What to say? I was going to introduce this post with a few words on all the food thoughts I had today thanks to filling my bag with lots of goodies from the farmers’ market today (tomatoes, for the first time in months!) and my cooking plans (1, 2, 3) for the week (to spoil my ‘little sister’ that will be visiting), but after a long day at work I’m a bit tired and too lazy to write anything much. So, we’ll get right to this week’s trailers instead.
- 《醉後一夜》 (Zuì hòu yīyè/Lacuna, China, 2012) – Dir. by Derek Tsang Kwok-Cheung and Jimmy Wan Chi-Man. It’s one of those hangover films – when characters wake up the morning after and haven’t the slightest clue about what happened the night before. It’s not the kind of premise that really interests me, but this Chinese (rather than Hollywood) take on it involves a male/female couple that finds itself half-(or rather, completely) naked not only in the same bed without ever having met before, but in a bed in a furniture store. Other than having a totally blank memory, the guy can’t find his car and the girl is missing US$300,000 – but that’s only the start. Although Lacuna is unlikely to be the most original rom-com of the year, it does sound like a fun watch at the end of a long week and, judging from reviews, it’s actually a better-than-average Friday night film.
- 《明天記得愛上我》 (Míngtiān jìde ài shàng wǒ/Will You Still Love Me Tomorrow?, Hong Kong, 2013) – Dir. by Chen Arvin. When I recently looked over the programme for the Hong Kong International Film Festival (which is about to finish), most of the entries looked like the same-old. This one however captured my interest, because there is a twist to the couple-hits-a-crisis love story: the male half of the married couple is gay, something he has up to now hidden from the people around him, including his wife.
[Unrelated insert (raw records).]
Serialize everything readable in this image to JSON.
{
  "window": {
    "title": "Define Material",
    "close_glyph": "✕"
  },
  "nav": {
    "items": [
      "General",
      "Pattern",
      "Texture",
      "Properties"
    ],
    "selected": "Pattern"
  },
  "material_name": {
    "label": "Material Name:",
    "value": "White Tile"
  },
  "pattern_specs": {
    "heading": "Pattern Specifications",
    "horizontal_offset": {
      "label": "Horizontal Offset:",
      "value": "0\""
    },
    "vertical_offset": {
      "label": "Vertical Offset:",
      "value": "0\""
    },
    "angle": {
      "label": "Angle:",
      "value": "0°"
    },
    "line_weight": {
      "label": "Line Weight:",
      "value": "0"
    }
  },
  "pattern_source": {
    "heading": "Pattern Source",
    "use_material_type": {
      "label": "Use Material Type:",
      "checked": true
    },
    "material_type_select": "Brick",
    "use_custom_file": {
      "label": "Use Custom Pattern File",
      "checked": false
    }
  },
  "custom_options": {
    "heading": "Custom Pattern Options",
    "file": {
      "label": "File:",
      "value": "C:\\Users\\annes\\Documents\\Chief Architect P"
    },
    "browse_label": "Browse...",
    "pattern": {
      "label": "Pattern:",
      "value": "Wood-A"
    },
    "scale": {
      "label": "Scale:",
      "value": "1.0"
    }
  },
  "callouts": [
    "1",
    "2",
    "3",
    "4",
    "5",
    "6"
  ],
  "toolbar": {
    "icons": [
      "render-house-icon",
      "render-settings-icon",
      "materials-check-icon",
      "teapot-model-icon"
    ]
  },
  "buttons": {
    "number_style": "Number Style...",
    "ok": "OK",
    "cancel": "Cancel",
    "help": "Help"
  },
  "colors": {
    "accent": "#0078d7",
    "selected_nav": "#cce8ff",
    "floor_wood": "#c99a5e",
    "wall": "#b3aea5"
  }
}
- 「ペタル ダンス」 (Petaru Dansu/Petal Dance, Japan, 2013) – Dir. by Ishikawa Hiroshi. It is difficult to say what this film about. There isn’t much of plot other than that two women, Jinko and Motoko, who have been friends since university days, decide to go a road trip to find another one of their former classmates, Miki, about whom strange rumours have been been swirling. Haraki is their driver. I doubt much is going to happen, but rather this sounds like a drama exploring the feeling of its characters. The cast, by the way, is pretty impressive: Miyazaki Aoi, Ando Sakura, Fukiishi Kazue and Kutsuna Shiori are all in it – a rather interesting line-up of actresses.
- 「ゲゲゲの女房」 (Gegege no Nyobo/The Wife of Gegege, Japan, 2009) – Dir. by Suzuki Takuji. An autobiographical film about the manga artist behind Gegege no Kitaro, who, together with his wife, faced many difficulties before finding success in his work. Note: What to say about the film poster? It’s like the filmmakers want to discourage us from seeing their creation – that’s how boring it is. They couldn’t have offered up something more interesting than that, e.g. like the one below, which I believe is from the book cover from the original autobiography.
- 반창꼬 (Banchangggyo/Love 911, South Korea, 2012) – Dir. by Jeong Ki-Hun. Okay, I’ll say it right away: I’m in doubt about this one. I can’t remember how I stumbled across it in the first place and why I thought it might have Trailer Weekly potential. Looking at it again now I’m a bit worried it might be just lame – i.e. a very predictable and none-too-enlightening kind of flick about two people on the opposite end of the personality spectrum falling in love. One is Mi-soo, a doctor who is selfishly out to save herself when she misdiagnoses a patient. The other is Kang-il, a completely self-less firefighter who would give his life for another person and who still suffers from the trauma of having lost his wife a while back. Here’s a screenshot from the film, which also puts me off:
Yeah. I’m probably the only female that doesn’t dig those let’s-strip-them-down-and-show-those-abs shots that are pretty much a rite of passage for male A-list Korean actors. I mean, eye-candy is all fine and dandy but there just something rather off-puttingly objectifying when film- and drama makers insert a shower scene (or something similar) just for the sake of it (or rather, to perform fan service and show off those army abs).
- 「ライズアップ」 (Raizu Appu/Rise Up, Japan, 2009) – Dir. by Nakajima Ryo. I had a film by this director on last week’s Trailer Weekly and another one waaaaaay back. Raizu Appu, admittedly, doesn’t sound all that intriguing – a girl that recently lost her eyesight in an accident and a boy paraglider meet and get closer only for a cruel reality to be revealed – but what I have heard about Nakajima’s other projects, particularly 「俺たちの世界」 (Oretachi no Sekai/This World of Ours, Japan, 2007), makes me want to put it on the to-watch list anyhow.